YOUR GOAL -
If anything in the data looks odd, keep it anyway and write the whole listing out unchanged.

++++ PROVIDED RECORDS

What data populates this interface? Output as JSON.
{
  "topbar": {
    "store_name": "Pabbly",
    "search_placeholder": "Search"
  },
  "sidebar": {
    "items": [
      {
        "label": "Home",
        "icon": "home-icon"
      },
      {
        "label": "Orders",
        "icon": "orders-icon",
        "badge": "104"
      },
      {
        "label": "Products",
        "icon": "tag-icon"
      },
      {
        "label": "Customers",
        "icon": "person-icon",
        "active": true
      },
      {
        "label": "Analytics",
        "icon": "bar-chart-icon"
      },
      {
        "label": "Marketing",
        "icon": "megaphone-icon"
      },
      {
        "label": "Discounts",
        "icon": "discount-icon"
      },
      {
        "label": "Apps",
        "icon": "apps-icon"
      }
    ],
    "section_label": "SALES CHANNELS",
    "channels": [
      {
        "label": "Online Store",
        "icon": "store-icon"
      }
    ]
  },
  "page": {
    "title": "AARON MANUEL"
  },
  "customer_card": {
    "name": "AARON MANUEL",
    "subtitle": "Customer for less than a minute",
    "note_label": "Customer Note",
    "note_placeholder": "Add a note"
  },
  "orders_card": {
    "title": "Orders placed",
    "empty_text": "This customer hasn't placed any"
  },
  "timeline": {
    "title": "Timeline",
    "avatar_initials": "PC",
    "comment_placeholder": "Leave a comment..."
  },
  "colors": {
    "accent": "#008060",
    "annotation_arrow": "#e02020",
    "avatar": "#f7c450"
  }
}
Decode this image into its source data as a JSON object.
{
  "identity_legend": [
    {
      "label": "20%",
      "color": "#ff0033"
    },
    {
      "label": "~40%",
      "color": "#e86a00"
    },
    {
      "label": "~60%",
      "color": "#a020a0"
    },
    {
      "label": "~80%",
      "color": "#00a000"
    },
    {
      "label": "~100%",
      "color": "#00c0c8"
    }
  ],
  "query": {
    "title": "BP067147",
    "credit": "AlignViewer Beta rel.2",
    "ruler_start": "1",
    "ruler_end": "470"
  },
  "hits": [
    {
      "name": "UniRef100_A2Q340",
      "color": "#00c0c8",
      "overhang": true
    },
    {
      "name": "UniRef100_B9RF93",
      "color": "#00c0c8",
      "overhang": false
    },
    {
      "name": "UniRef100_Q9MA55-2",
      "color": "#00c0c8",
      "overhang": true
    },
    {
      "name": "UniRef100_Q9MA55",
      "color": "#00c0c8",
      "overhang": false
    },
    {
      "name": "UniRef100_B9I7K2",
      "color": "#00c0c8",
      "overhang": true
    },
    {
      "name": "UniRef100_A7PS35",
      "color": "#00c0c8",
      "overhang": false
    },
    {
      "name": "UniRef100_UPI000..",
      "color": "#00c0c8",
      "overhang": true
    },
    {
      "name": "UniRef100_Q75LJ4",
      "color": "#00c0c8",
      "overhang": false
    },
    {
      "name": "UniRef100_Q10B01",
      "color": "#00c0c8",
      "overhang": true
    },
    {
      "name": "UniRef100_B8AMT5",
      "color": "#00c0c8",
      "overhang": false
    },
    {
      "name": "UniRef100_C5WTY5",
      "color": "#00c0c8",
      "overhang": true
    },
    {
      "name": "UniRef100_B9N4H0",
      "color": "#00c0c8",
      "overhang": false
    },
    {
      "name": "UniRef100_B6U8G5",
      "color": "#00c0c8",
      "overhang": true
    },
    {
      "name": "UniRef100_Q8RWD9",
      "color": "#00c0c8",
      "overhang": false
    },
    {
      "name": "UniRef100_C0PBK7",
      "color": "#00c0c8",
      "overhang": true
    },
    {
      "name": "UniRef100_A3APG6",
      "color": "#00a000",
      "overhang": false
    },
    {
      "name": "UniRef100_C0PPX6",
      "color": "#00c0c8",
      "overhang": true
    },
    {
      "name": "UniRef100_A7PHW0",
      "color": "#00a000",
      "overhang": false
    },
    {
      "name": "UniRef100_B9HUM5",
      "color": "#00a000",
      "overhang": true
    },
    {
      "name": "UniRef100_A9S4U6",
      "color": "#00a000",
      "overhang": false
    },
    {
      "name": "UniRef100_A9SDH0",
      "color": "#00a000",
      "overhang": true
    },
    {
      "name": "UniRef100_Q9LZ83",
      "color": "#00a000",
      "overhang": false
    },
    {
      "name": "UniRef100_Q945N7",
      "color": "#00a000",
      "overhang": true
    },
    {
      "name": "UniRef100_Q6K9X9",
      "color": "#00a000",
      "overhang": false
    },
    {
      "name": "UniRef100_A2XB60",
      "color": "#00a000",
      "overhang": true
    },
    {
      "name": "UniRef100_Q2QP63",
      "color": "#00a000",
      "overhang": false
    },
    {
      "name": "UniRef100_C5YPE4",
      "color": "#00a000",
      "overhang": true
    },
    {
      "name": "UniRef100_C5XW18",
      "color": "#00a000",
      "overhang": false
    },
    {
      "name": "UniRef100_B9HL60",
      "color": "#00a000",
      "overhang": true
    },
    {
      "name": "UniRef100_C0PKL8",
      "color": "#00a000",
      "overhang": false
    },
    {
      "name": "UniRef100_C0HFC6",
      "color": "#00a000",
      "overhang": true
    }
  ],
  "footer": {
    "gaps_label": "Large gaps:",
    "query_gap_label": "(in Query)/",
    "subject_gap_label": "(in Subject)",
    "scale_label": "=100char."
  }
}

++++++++

ANSWER -
What data populates this interface? Output as JSON.
{
  "topbar": {
    "store_name": "Pabbly",
    "search_placeholder": "Search"
  },
  "sidebar": {
    "items": [
      {
        "label": "Home",
        "icon": "home-icon"
      },
      {
        "label": "Orders",
        "icon": "orders-icon",
        "badge": "104"
      },
      {
        "label": "Products",
        "icon": "tag-icon"
      },
      {
        "label": "Customers",
        "icon": "person-icon",
        "active": true
      },
      {
        "label": "Analytics",
        "icon": "bar-chart-icon"
      },
      {
        "label": "Marketing",
        "icon": "megaphone-icon"
      },
      {
        "label": "Discounts",
        "icon": "discount-icon"
      },
      {
        "label": "Apps",
        "icon": "apps-icon"
      }
    ],
    "section_label": "SALES CHANNELS",
    "channels": [
      {
        "label": "Online Store",
        "icon": "store-icon"
      }
    ]
  },
  "page": {
    "title": "AARON MANUEL"
  },
  "customer_card": {
    "name": "AARON MANUEL",
    "subtitle": "Customer for less than a minute",
    "note_label": "Customer Note",
    "note_placeholder": "Add a note"
  },
  "orders_card": {
    "title": "Orders placed",
    "empty_text": "This customer hasn't placed any"
  },
  "timeline": {
    "title": "Timeline",
    "avatar_initials": "PC",
    "comment_placeholder": "Leave a comment..."
  },
  "colors": {
    "accent": "#008060",
    "annotation_arrow": "#e02020",
    "avatar": "#f7c450"
  }
}
Decode this image into its source data as a JSON object.
{
  "identity_legend": [
    {
      "label": "20%",
      "color": "#ff0033"
    },
    {
      "label": "~40%",
      "color": "#e86a00"
    },
    {
      "label": "~60%",
      "color": "#a020a0"
    },
    {
      "label": "~80%",
      "color": "#00a000"
    },
    {
      "label": "~100%",
      "color": "#00c0c8"
    }
  ],
  "query": {
    "title": "BP067147",
    "credit": "AlignViewer Beta rel.2",
    "ruler_start": "1",
    "ruler_end": "470"
  },
  "hits": [
    {
      "name": "UniRef100_A2Q340",
      "color": "#00c0c8",
      "overhang": true
    },
    {
      "name": "UniRef100_B9RF93",
      "color": "#00c0c8",
      "overhang": false
    },
    {
      "name": "UniRef100_Q9MA55-2",
      "color": "#00c0c8",
      "overhang": true
    },
    {
      "name": "UniRef100_Q9MA55",
      "color": "#00c0c8",
      "overhang": false
    },
    {
      "name": "UniRef100_B9I7K2",
      "color": "#00c0c8",
      "overhang": true
    },
    {
      "name": "UniRef100_A7PS35",
      "color": "#00c0c8",
      "overhang": false
    },
    {
      "name": "UniRef100_UPI000..",
      "color": "#00c0c8",
      "overhang": true
    },
    {
      "name": "UniRef100_Q75LJ4",
      "color": "#00c0c8",
      "overhang": false
    },
    {
      "name": "UniRef100_Q10B01",
      "color": "#00c0c8",
      "overhang": true
    },
    {
      "name": "UniRef100_B8AMT5",
      "color": "#00c0c8",
      "overhang": false
    },
    {
      "name": "UniRef100_C5WTY5",
      "color": "#00c0c8",
      "overhang": true
    },
    {
      "name": "UniRef100_B9N4H0",
      "color": "#00c0c8",
      "overhang": false
    },
    {
      "name": "UniRef100_B6U8G5",
      "color": "#00c0c8",
      "overhang": true
    },
    {
      "name": "UniRef100_Q8RWD9",
      "color": "#00c0c8",
      "overhang": false
    },
    {
      "name": "UniRef100_C0PBK7",
      "color": "#00c0c8",
      "overhang": true
    },
    {
      "name": "UniRef100_A3APG6",
      "color": "#00a000",
      "overhang": false
    },
    {
      "name": "UniRef100_C0PPX6",
      "color": "#00c0c8",
      "overhang": true
    },
    {
      "name": "UniRef100_A7PHW0",
      "color": "#00a000",
      "overhang": false
    },
    {
      "name": "UniRef100_B9HUM5",
      "color": "#00a000",
      "overhang": true
    },
    {
      "name": "UniRef100_A9S4U6",
      "color": "#00a000",
      "overhang": false
    },
    {
      "name": "UniRef100_A9SDH0",
      "color": "#00a000",
      "overhang": true
    },
    {
      "name": "UniRef100_Q9LZ83",
      "color": "#00a000",
      "overhang": false
    },
    {
      "name": "UniRef100_Q945N7",
      "color": "#00a000",
      "overhang": true
    },
    {
      "name": "UniRef100_Q6K9X9",
      "color": "#00a000",
      "overhang": false
    },
    {
      "name": "UniRef100_A2XB60",
      "color": "#00a000",
      "overhang": true
    },
    {
      "name": "UniRef100_Q2QP63",
      "color": "#00a000",
      "overhang": false
    },
    {
      "name": "UniRef100_C5YPE4",
      "color": "#00a000",
      "overhang": true
    },
    {
      "name": "UniRef100_C5XW18",
      "color": "#00a000",
      "overhang": false
    },
    {
      "name": "UniRef100_B9HL60",
      "color": "#00a000",
      "overhang": true
    },
    {
      "name": "UniRef100_C0PKL8",
      "color": "#00a000",
      "overhang": false
    },
    {
      "name": "UniRef100_C0HFC6",
      "color": "#00a000",
      "overhang": true
    }
  ],
  "footer": {
    "gaps_label": "Large gaps:",
    "query_gap_label": "(in Query)/",
    "subject_gap_label": "(in Subject)",
    "scale_label": "=100char."
  }
}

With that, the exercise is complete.